### Assignment
Look through the entries below and return all lines including the word "delta".

*** Opening of Extracted information ***

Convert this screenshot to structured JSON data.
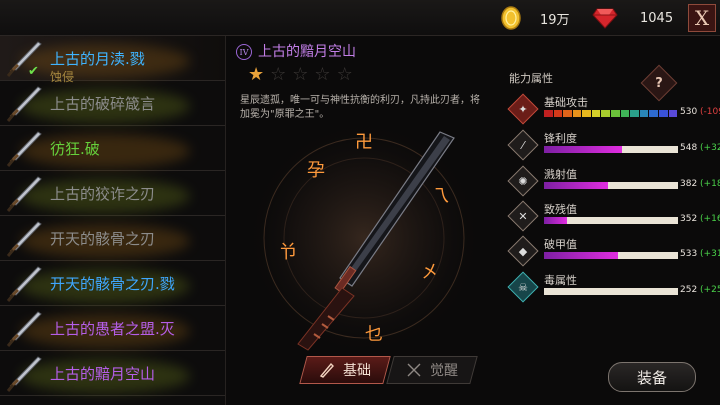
{
  "resources": {
    "gold": {
      "value": "19万",
      "icon": "gold-coin-icon",
      "color": "#f2c12e"
    },
    "gems": {
      "value": "1045",
      "icon": "red-gem-icon",
      "color": "#d5262c"
    },
    "close_label": "X"
  },
  "weapon_list": [
    {
      "name": "上古的月渎.戮",
      "color": "#3fb4ff",
      "selected": true,
      "equipped": true,
      "sub": "蚀侵"
    },
    {
      "name": "上古的破碎箴言",
      "color": "#8c8c8c"
    },
    {
      "name": "彷狂.破",
      "color": "#66d13c"
    },
    {
      "name": "上古的狡诈之刃",
      "color": "#8c8c8c"
    },
    {
      "name": "开天的骸骨之刃",
      "color": "#8c8c8c"
    },
    {
      "name": "开天的骸骨之刃.戮",
      "color": "#3fa7ff"
    },
    {
      "name": "上古的愚者之盟.灭",
      "color": "#b55ee8"
    },
    {
      "name": "上古的黯月空山",
      "color": "#b55ee8"
    }
  ],
  "weapon": {
    "tier": "IV",
    "title": "上古的黯月空山",
    "stars_filled": 1,
    "stars_total": 5,
    "description": "星辰遗孤，唯一可与神性抗衡的利刃，凡持此刃者，将加冕为\"原罪之王\"。",
    "runes": [
      "卍",
      "孕",
      "乁",
      "兯",
      "㐅",
      "乜"
    ]
  },
  "tabs": {
    "basic": "基础",
    "awaken": "觉醒"
  },
  "attributes": {
    "title": "能力属性",
    "help_label": "?",
    "rows": [
      {
        "label": "基础攻击",
        "value": "530",
        "delta": "(-109)",
        "negative": true,
        "segmented": true,
        "fill": 0.84,
        "icon": "attack-emblem-icon"
      },
      {
        "label": "锋利度",
        "value": "548",
        "delta": "(+320)",
        "fill": 0.58,
        "icon": "sharpness-icon"
      },
      {
        "label": "溅射值",
        "value": "382",
        "delta": "(+182)",
        "fill": 0.48,
        "icon": "splash-icon"
      },
      {
        "label": "致残值",
        "value": "352",
        "delta": "(+160)",
        "fill": 0.17,
        "icon": "cripple-icon"
      },
      {
        "label": "破甲值",
        "value": "533",
        "delta": "(+319)",
        "fill": 0.55,
        "icon": "armor-break-icon"
      },
      {
        "label": "毒属性",
        "value": "252",
        "delta": "(+252)",
        "fill": 0.0,
        "icon": "poison-skull-icon"
      }
    ]
  },
  "equip_label": "装备"
}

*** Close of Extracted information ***

### Exercise result
        "delta": "(-109)",
        "delta": "(+320)",
        "delta": "(+182)",
        "delta": "(+160)",
        "delta": "(+319)",
        "delta": "(+252)",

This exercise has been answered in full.